(Records drawn from a dataset):
* * * *

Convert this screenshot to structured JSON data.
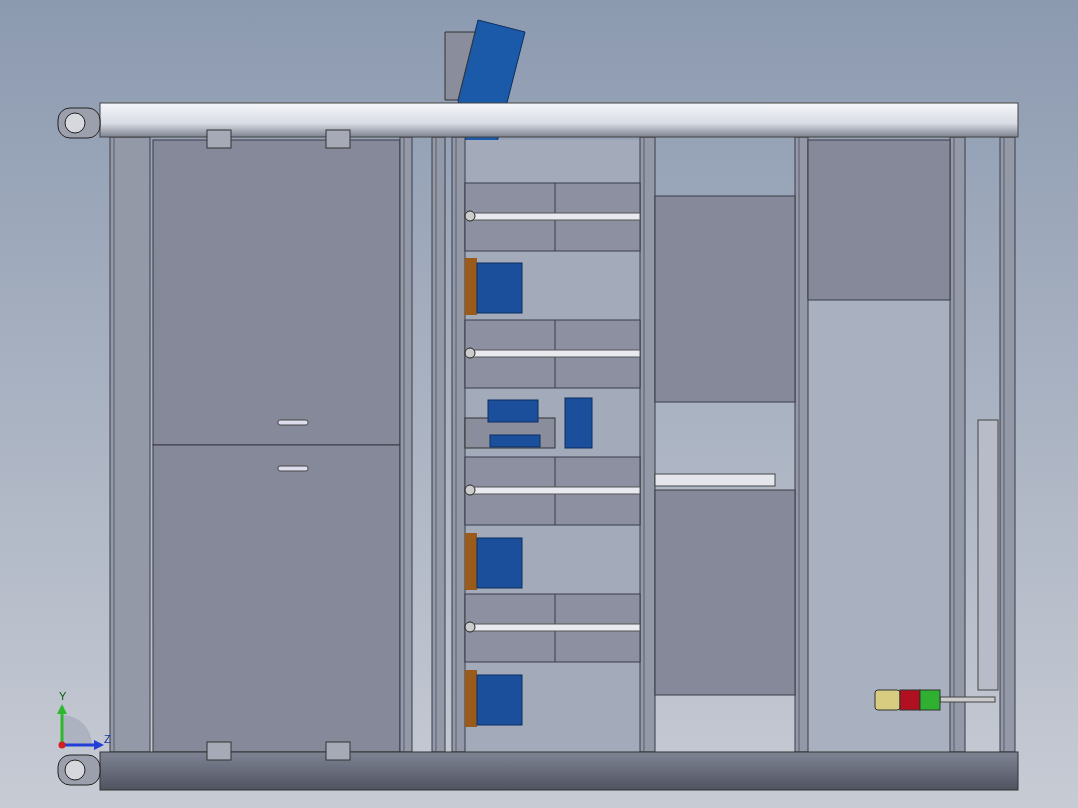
{
  "viewport": {
    "triad": {
      "axes": [
        {
          "label": "Y",
          "kind": "up",
          "color": "#2db82d"
        },
        {
          "label": "Z",
          "kind": "right",
          "color": "#1f3fd6"
        }
      ]
    }
  }
}
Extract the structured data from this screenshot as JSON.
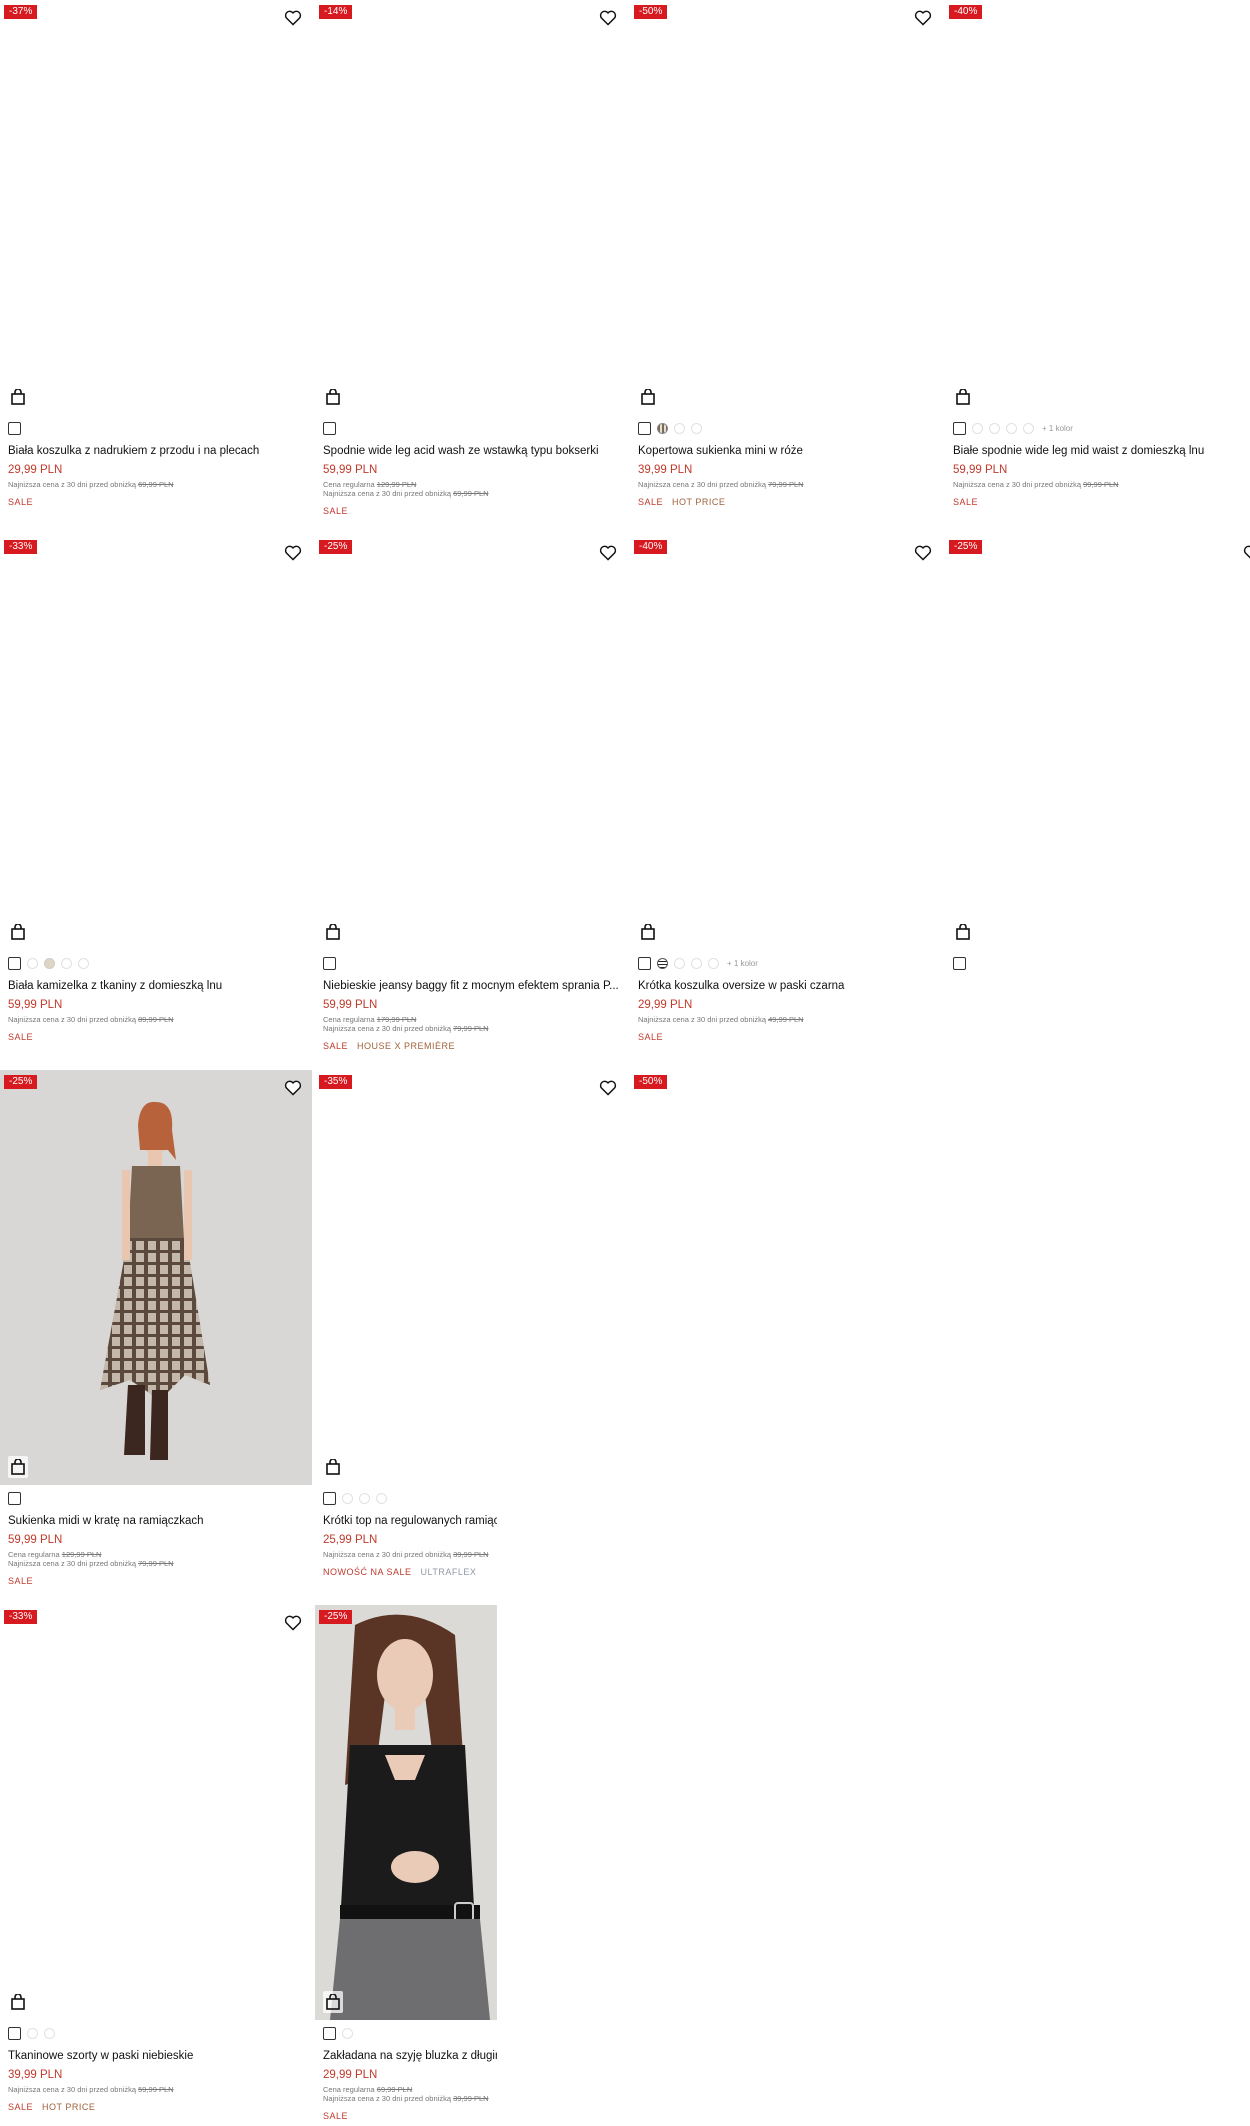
{
  "products": [
    {
      "id": "p1",
      "discount": "-37%",
      "name": "Biała koszulka z nadrukiem z przodu i na plecach",
      "price": "29,99 PLN",
      "regular": "",
      "lowest": "Najniższa cena z 30 dni przed obniżką",
      "lowest_price": "69,99 PLN",
      "more_colors": "",
      "tags": [
        "SALE"
      ]
    },
    {
      "id": "p2",
      "discount": "-14%",
      "name": "Spodnie wide leg acid wash ze wstawką typu bokserki",
      "price": "59,99 PLN",
      "regular_label": "Cena regularna",
      "regular": "129,99 PLN",
      "lowest": "Najniższa cena z 30 dni przed obniżką",
      "lowest_price": "69,99 PLN",
      "more_colors": "",
      "tags": [
        "SALE"
      ]
    },
    {
      "id": "p3",
      "discount": "-50%",
      "name": "Kopertowa sukienka mini w róże",
      "price": "39,99 PLN",
      "regular": "",
      "lowest": "Najniższa cena z 30 dni przed obniżką",
      "lowest_price": "79,99 PLN",
      "more_colors": "",
      "tags": [
        "SALE",
        "HOT PRICE"
      ]
    },
    {
      "id": "p4",
      "discount": "-40%",
      "name": "Białe spodnie wide leg mid waist z domieszką lnu",
      "price": "59,99 PLN",
      "regular": "",
      "lowest": "Najniższa cena z 30 dni przed obniżką",
      "lowest_price": "99,99 PLN",
      "more_colors": "+ 1 kolor",
      "tags": [
        "SALE"
      ]
    },
    {
      "id": "p5",
      "discount": "-33%",
      "name": "Biała kamizelka z tkaniny z domieszką lnu",
      "price": "59,99 PLN",
      "regular": "",
      "lowest": "Najniższa cena z 30 dni przed obniżką",
      "lowest_price": "89,99 PLN",
      "more_colors": "",
      "tags": [
        "SALE"
      ]
    },
    {
      "id": "p6",
      "discount": "-25%",
      "name": "Niebieskie jeansy baggy fit z mocnym efektem sprania P...",
      "price": "59,99 PLN",
      "regular_label": "Cena regularna",
      "regular": "179,99 PLN",
      "lowest": "Najniższa cena z 30 dni przed obniżką",
      "lowest_price": "79,99 PLN",
      "more_colors": "",
      "tags": [
        "SALE",
        "HOUSE X PREMIÈRE"
      ]
    },
    {
      "id": "p7",
      "discount": "-40%",
      "name": "Krótka koszulka oversize w paski czarna",
      "price": "29,99 PLN",
      "regular": "",
      "lowest": "Najniższa cena z 30 dni przed obniżką",
      "lowest_price": "49,99 PLN",
      "more_colors": "+ 1 kolor",
      "tags": [
        "SALE"
      ]
    },
    {
      "id": "p8",
      "discount": "-25%"
    },
    {
      "id": "p9",
      "discount": "-25%",
      "name": "Sukienka midi w kratę na ramiączkach",
      "price": "59,99 PLN",
      "regular_label": "Cena regularna",
      "regular": "129,99 PLN",
      "lowest": "Najniższa cena z 30 dni przed obniżką",
      "lowest_price": "79,99 PLN",
      "more_colors": "",
      "tags": [
        "SALE"
      ]
    },
    {
      "id": "p10",
      "discount": "-35%",
      "name": "Krótki top na regulowanych ramiąc",
      "price": "25,99 PLN",
      "regular": "",
      "lowest": "Najniższa cena z 30 dni przed obniżką",
      "lowest_price": "39,99 PLN",
      "more_colors": "",
      "tags": [
        "NOWOŚĆ NA SALE",
        "ULTRAFLEX"
      ]
    },
    {
      "id": "p11",
      "discount": "-50%"
    },
    {
      "id": "p12",
      "discount": "-33%",
      "name": "Tkaninowe szorty w paski niebieskie",
      "price": "39,99 PLN",
      "regular": "",
      "lowest": "Najniższa cena z 30 dni przed obniżką",
      "lowest_price": "59,99 PLN",
      "more_colors": "",
      "tags": [
        "SALE",
        "HOT PRICE"
      ]
    },
    {
      "id": "p13",
      "discount": "-25%",
      "name": "Zakładana na szyję bluzka z długim",
      "price": "29,99 PLN",
      "regular_label": "Cena regularna",
      "regular": "69,99 PLN",
      "lowest": "Najniższa cena z 30 dni przed obniżką",
      "lowest_price": "39,99 PLN",
      "more_colors": "",
      "tags": [
        "SALE"
      ]
    }
  ],
  "colors": {
    "sale_red": "#d71920",
    "price_red": "#c0392b",
    "brown_tag": "#a0623b",
    "grey_tag": "#8f9aa6"
  },
  "icons": {
    "wishlist": "heart-icon",
    "cart": "shopping-bag-icon"
  }
}
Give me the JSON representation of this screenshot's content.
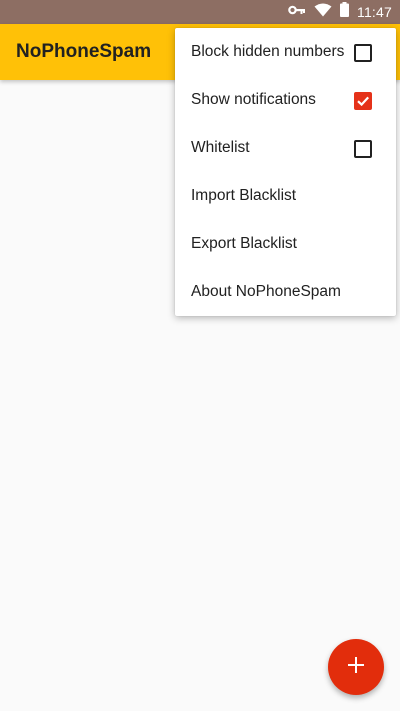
{
  "status_bar": {
    "time": "11:47",
    "icons": [
      "vpn-key-icon",
      "wifi-icon",
      "battery-icon"
    ]
  },
  "app_bar": {
    "title": "NoPhoneSpam",
    "color": "#ffc107"
  },
  "menu": {
    "items": [
      {
        "label": "Block hidden numbers",
        "checkbox": true,
        "checked": false
      },
      {
        "label": "Show notifications",
        "checkbox": true,
        "checked": true
      },
      {
        "label": "Whitelist",
        "checkbox": true,
        "checked": false
      },
      {
        "label": "Import Blacklist",
        "checkbox": false
      },
      {
        "label": "Export Blacklist",
        "checkbox": false
      },
      {
        "label": "About NoPhoneSpam",
        "checkbox": false
      }
    ]
  },
  "fab": {
    "icon": "plus-icon",
    "color": "#e22d0c"
  },
  "colors": {
    "status_bar": "#8d6e63",
    "accent": "#e53219",
    "background": "#fafafa"
  }
}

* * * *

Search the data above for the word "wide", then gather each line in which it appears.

      "name": "Spodnie wide leg acid wash ze wstawką typu bokserki",
      "name": "Białe spodnie wide leg mid waist z domieszką lnu",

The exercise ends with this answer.